Generally, exercise lasting longer than 90 min of continuous work saps an athlete’s muscle glycogen stores. Fuel needs can be hard to judge in a road race, the intensity of the work may vary according to the tactics of the day and the terrain, but a good rule is to prepare for each individual race in which you wish to perform well by topping up muscle fuel stores during at least the 12 to 36 hr before the event.
The longer and more important the race, the better the fuelling should be. Opportunities for fuelling will vary depending on your program and goals. They may be few in a race series or stage race where events are scheduled every day, or when you are is continuing high-volume training right up to a race. Even when you are watching energy intake for weight-loss purposes, you should consider the benefits of better fuelling just before a race.
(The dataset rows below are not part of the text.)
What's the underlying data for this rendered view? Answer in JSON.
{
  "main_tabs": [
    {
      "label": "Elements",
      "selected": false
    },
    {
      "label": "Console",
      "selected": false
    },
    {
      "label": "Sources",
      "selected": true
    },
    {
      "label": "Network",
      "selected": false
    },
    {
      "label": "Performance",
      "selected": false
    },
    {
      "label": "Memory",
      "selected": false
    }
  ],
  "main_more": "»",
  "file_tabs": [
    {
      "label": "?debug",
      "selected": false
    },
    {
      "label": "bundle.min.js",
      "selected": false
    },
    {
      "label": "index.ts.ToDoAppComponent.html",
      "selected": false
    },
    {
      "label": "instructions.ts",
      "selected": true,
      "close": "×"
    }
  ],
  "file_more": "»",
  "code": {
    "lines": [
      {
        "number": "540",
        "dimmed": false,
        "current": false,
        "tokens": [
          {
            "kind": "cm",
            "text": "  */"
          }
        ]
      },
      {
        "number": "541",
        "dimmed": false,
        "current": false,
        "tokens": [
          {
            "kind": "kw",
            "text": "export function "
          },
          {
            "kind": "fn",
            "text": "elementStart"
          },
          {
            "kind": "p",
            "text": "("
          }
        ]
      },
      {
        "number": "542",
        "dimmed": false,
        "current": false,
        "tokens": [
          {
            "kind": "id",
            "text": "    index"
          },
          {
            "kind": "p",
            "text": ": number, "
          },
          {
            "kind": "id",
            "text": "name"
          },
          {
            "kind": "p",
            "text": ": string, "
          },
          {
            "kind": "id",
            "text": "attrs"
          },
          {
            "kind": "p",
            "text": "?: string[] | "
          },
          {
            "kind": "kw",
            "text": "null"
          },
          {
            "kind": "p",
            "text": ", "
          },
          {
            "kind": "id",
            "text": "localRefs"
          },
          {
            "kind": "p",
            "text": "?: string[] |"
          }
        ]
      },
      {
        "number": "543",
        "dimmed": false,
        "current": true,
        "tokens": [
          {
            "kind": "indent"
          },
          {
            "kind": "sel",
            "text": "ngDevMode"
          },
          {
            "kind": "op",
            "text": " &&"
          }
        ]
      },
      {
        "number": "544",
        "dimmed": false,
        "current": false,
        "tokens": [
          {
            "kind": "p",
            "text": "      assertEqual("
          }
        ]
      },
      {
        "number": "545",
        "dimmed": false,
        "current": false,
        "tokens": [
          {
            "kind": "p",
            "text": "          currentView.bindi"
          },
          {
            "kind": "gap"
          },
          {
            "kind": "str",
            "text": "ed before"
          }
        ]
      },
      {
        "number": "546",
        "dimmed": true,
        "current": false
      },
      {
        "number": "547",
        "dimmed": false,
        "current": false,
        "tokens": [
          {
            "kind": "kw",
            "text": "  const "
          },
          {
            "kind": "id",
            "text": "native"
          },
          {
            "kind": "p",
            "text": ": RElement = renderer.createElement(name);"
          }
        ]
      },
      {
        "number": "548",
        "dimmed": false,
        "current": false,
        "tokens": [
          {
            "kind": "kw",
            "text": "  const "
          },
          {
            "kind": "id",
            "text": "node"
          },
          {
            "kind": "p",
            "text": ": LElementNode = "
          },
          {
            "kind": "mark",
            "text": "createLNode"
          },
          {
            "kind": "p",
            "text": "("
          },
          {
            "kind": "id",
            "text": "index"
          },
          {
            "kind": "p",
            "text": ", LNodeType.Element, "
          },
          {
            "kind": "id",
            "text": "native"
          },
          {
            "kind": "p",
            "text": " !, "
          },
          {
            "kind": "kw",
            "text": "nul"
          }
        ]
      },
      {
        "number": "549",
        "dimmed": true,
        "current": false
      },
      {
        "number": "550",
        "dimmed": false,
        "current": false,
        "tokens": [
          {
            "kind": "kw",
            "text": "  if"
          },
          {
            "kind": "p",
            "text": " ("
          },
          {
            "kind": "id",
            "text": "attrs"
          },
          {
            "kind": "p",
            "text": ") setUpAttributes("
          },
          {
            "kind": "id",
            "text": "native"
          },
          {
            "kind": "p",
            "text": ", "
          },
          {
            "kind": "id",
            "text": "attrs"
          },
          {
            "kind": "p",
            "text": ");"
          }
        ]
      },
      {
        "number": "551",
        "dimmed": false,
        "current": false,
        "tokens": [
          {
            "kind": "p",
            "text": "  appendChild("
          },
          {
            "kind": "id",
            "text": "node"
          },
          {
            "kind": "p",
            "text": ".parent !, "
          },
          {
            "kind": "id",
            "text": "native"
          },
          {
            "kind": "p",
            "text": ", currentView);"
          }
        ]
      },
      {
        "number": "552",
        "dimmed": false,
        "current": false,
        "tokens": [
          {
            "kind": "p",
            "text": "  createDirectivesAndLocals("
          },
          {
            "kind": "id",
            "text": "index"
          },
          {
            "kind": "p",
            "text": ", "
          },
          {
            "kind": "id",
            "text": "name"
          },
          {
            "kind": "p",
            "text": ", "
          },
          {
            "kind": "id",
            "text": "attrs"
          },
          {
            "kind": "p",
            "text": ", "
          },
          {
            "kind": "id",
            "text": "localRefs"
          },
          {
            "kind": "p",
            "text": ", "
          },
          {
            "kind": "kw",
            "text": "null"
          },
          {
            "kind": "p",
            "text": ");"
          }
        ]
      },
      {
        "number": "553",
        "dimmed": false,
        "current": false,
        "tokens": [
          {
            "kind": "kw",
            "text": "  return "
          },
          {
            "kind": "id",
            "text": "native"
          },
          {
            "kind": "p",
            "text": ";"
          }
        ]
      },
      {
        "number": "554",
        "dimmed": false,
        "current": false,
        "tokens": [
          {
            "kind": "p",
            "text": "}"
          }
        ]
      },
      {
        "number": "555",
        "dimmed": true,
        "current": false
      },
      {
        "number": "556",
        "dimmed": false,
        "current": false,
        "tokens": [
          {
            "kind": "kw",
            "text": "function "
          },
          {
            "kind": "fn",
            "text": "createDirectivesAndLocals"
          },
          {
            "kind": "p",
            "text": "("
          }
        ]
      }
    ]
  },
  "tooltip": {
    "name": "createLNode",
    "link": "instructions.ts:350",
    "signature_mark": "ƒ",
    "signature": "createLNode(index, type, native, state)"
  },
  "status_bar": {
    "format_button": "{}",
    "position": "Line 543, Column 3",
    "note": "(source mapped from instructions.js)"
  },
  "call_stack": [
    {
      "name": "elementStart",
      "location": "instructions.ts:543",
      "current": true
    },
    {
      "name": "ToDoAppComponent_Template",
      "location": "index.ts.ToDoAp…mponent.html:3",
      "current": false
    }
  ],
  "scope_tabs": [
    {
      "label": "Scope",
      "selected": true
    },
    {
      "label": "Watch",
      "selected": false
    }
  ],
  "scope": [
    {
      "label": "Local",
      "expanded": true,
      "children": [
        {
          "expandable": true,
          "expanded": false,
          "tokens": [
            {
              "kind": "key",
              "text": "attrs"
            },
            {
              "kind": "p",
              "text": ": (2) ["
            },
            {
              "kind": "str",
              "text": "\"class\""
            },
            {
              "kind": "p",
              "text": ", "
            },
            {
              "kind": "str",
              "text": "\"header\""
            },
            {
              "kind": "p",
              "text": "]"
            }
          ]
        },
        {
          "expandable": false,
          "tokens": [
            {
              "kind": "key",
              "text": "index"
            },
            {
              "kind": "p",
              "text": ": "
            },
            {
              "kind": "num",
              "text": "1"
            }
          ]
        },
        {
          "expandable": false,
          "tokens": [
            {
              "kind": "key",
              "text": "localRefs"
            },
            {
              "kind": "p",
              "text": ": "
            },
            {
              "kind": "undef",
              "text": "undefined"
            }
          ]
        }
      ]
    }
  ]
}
It also makes sense to make use of every hour between stages in a tour by starting to eat or drink carbohydrate as soon as is practical after the end of each stage. Chapters 4 and 5 provide strategies for fuelling up and refuelling.
Many cycling races start in mid-morning or afternoon, allowing rider’s time for a substantial carbohydrate-rich breakfast or brunch. Choose a pre-race meal based on your individual race nutrition plan, the practical opportunities provided by the schedule, and the lessons learned from previous races.
Stop to replenish these supplies. In races, feeding zones are set up where volunteer handlers or professional team soigneurs hand out drinks (and food) to their riders. In professional races, team cars also follow the riders, and it is the job of the team’s domestique riders to ferry extra bottles to the designated leaders.